* **WHAT TO PRODUCE**
Looking at the data, count the lines where the word "pada" occurs and answer with only the number.

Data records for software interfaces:
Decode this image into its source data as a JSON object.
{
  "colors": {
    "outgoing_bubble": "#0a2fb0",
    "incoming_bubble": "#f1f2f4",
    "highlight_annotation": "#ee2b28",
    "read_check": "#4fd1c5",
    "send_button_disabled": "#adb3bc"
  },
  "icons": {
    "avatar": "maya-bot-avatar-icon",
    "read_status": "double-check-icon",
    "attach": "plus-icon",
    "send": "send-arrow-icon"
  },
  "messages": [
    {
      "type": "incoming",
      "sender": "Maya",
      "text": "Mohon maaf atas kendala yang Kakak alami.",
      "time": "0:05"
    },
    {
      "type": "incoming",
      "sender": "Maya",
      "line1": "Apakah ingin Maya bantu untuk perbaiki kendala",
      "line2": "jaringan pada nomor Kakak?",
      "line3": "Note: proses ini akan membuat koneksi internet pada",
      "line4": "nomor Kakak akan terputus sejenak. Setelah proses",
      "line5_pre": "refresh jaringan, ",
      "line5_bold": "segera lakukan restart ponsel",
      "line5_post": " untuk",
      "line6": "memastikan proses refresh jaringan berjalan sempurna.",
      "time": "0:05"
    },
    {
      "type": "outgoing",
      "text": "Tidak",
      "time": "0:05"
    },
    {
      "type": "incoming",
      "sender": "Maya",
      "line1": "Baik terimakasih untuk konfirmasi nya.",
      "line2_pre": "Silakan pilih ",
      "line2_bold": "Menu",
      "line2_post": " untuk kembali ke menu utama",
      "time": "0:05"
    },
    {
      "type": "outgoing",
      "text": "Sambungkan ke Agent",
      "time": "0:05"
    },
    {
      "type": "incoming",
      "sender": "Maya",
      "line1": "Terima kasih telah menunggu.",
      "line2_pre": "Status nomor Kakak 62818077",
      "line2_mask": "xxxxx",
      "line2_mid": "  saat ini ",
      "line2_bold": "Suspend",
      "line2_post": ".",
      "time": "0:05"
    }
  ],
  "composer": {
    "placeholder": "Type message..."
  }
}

* **ANSWER**
2